Haeco grounded by elite bank jobs that pay more
Despite its No 2 world ranking, the aircraft maintenance company's best days may be behind them with their labour shortages likely to worsen
A shortage of labour is limiting Hong Kong's position in the aircraft maintenance industry even though it is home to the world's No 2 service provider.
Business, August 11
That No 2 ranking in the aircraft maintenance business is a little dubious. It is done on the basis of market capitalisation, which means that any contender must first be a separate listed company. Many are not. Total revenues or maintenance hours would be a better measure.
But Hong Kong Aircraft Engineering Company is still a company that has impressed me right from my investment analyst days when they used to offer us tours at Kai Tak once a year and showed how they had all the equipment to put together a Boeing 747 from the ground up.
Then there was the time that the late Vic Locke, commodore of the yacht club, ran his aluminium-built yacht, Bugis, across a rock somewhere near Port Shelter, and put a kink in it.
The boys at Haeco took it out of the water, put it on the rack, and, "pop", Bugis was all shipshape again. But to everything there is a season and it may just be that Haeco's best days are over, that it just doesn't make sense to have such a big maintenance centre here any longer.
Hong Kong people just don't want the jobs. They want to work in banks and Haeco won't make you rich. In a bank job you have a chance.
As the chart shows, we crossed a benchmark in our employment statistics this year. There are now more than one million job holders with a degree from a tertiary institute of education.
This amounts to 27 per cent of the total employment rolls, a figure that has doubled in just 15 years.
Many of these degree holders slaver for the get-rich-quick bank jobs as they enter the workforce and the large majority of them will be frustrated. Only if daddy maintains US$100 million with the bank is son or daughter guaranteed a job there.
But why is it that in a work force with a million people who have gone to the time and effort of acquiring a full tertiary level education there are not enough people who have directed their education towards the skilled jobs that Haeco has on offer?
Part of the answer obviously lies in the fact that at Haeco you have to wear a maintenance uniform rather than suit and tie and you have to dirty your hands a little. But there are many bank jobs of far greater drudgery than anything to which Haeco puts its people.
I think in the end it just comes down to the money. I am not privy to the Haeco pay scale but the company faces a conundrum that will simply not go away. Either the pay goes way up and slowly the word goes out that Haeco is a good place to work or its labour shortage will get worse.
And if paying more means that Haeco is no longer competitive in the worldwide aircraft maintenance market, then so be it. Hong Kong's window of opportunity in this business will have been exploited fully during the few decades the window was open and now it is Pakistan's turn or Brazil's.
Haeco, in my view, is a bellwether for much that will change in the make-up of Hong Kong's economy over the next few years.
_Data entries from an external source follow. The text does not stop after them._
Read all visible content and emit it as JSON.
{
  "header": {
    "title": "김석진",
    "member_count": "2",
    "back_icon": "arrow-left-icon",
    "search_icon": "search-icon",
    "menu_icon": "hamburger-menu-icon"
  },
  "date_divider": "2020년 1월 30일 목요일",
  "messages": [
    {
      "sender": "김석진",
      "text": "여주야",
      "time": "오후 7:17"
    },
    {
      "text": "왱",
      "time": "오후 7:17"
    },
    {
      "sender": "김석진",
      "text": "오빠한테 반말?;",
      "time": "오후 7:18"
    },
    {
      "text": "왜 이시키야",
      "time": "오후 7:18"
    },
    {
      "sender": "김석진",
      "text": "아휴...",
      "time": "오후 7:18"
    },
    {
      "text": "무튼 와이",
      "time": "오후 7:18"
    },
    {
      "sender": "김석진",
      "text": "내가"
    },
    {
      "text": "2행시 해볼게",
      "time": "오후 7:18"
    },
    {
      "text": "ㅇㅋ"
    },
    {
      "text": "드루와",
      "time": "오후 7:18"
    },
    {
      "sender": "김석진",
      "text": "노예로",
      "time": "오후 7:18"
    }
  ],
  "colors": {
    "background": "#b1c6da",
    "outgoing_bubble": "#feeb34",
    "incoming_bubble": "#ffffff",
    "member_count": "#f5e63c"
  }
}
But while it would be sad to lose a company like this or see it dwindle, the same could be said of many garment companies that are now only names from the past.
If it must go, then let it go. This town will still move on.